Could you output each line below exactly as it appears, excluding any pictures?
───── DATA
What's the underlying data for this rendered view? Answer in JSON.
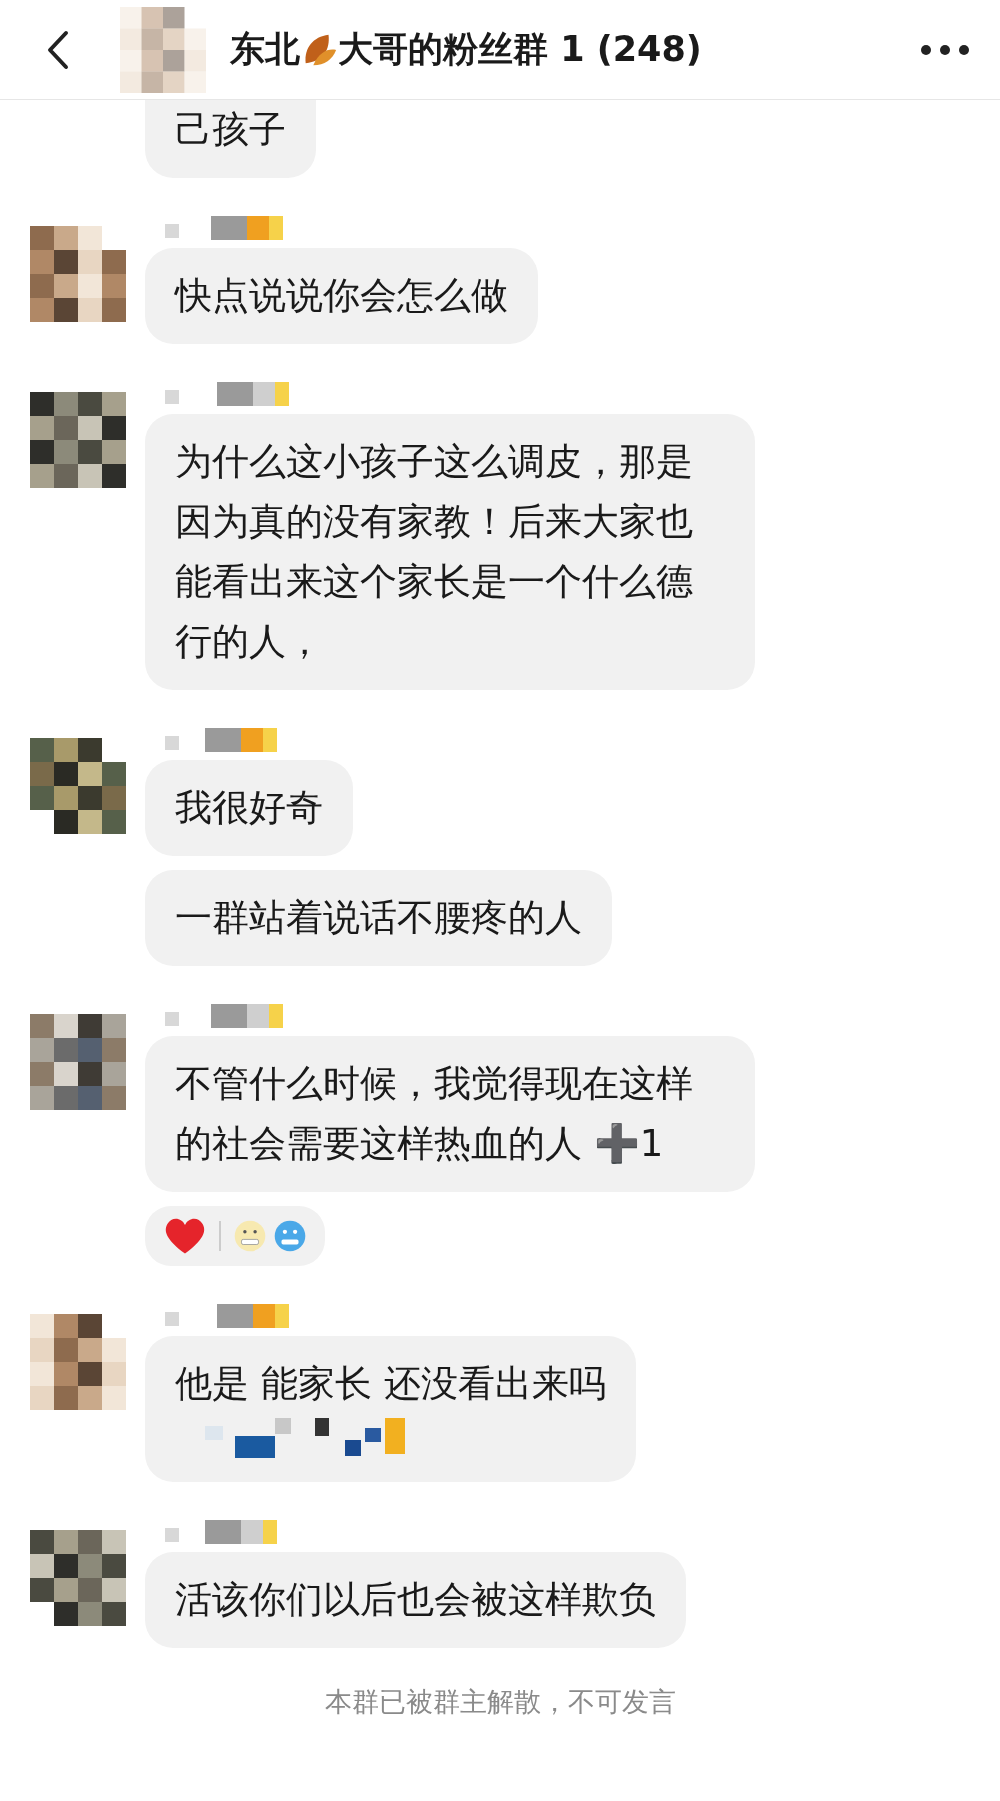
{
  "header": {
    "title_start": "东北",
    "title_end": "大哥的粉丝群 1 (248)"
  },
  "groups": [
    {
      "has_sender": false,
      "bubbles": [
        {
          "text": "己孩子",
          "mosaic_line": false
        }
      ]
    },
    {
      "has_sender": true,
      "bubbles": [
        {
          "text": "快点说说你会怎么做",
          "mosaic_line": false
        }
      ]
    },
    {
      "has_sender": true,
      "bubbles": [
        {
          "text": "为什么这小孩子这么调皮，那是因为真的没有家教！后来大家也能看出来这个家长是一个什么德行的人，",
          "mosaic_line": false
        }
      ]
    },
    {
      "has_sender": true,
      "bubbles": [
        {
          "text": "我很好奇",
          "mosaic_line": false
        },
        {
          "text": "一群站着说话不腰疼的人",
          "mosaic_line": false
        }
      ]
    },
    {
      "has_sender": true,
      "bubbles": [
        {
          "text": "不管什么时候，我觉得现在这样的社会需要这样热血的人 ➕1",
          "mosaic_line": false
        }
      ],
      "reactions": [
        {
          "kind": "heart"
        },
        {
          "kind": "grimace"
        },
        {
          "kind": "cold"
        }
      ]
    },
    {
      "has_sender": true,
      "bubbles": [
        {
          "text": "他是 能家长 还没看出来吗",
          "mosaic_line": true
        }
      ]
    },
    {
      "has_sender": true,
      "bubbles": [
        {
          "text": "活该你们以后也会被这样欺负",
          "mosaic_line": false
        }
      ]
    }
  ],
  "notice": "本群已被群主解散，不可发言"
}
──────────
* EXERCISE RESULT:
What's the underlying data for this rendered view? Answer in JSON.
{
  "header": {
    "title_start": "东北",
    "title_end": "大哥的粉丝群 1 (248)"
  },
  "groups": [
    {
      "has_sender": false,
      "bubbles": [
        {
          "text": "己孩子",
          "mosaic_line": false
        }
      ]
    },
    {
      "has_sender": true,
      "bubbles": [
        {
          "text": "快点说说你会怎么做",
          "mosaic_line": false
        }
      ]
    },
    {
      "has_sender": true,
      "bubbles": [
        {
          "text": "为什么这小孩子这么调皮，那是因为真的没有家教！后来大家也能看出来这个家长是一个什么德行的人，",
          "mosaic_line": false
        }
      ]
    },
    {
      "has_sender": true,
      "bubbles": [
        {
          "text": "我很好奇",
          "mosaic_line": false
        },
        {
          "text": "一群站着说话不腰疼的人",
          "mosaic_line": false
        }
      ]
    },
    {
      "has_sender": true,
      "bubbles": [
        {
          "text": "不管什么时候，我觉得现在这样的社会需要这样热血的人 ➕1",
          "mosaic_line": false
        }
      ],
      "reactions": [
        {
          "kind": "heart"
        },
        {
          "kind": "grimace"
        },
        {
          "kind": "cold"
        }
      ]
    },
    {
      "has_sender": true,
      "bubbles": [
        {
          "text": "他是 能家长 还没看出来吗",
          "mosaic_line": true
        }
      ]
    },
    {
      "has_sender": true,
      "bubbles": [
        {
          "text": "活该你们以后也会被这样欺负",
          "mosaic_line": false
        }
      ]
    }
  ],
  "notice": "本群已被群主解散，不可发言"
}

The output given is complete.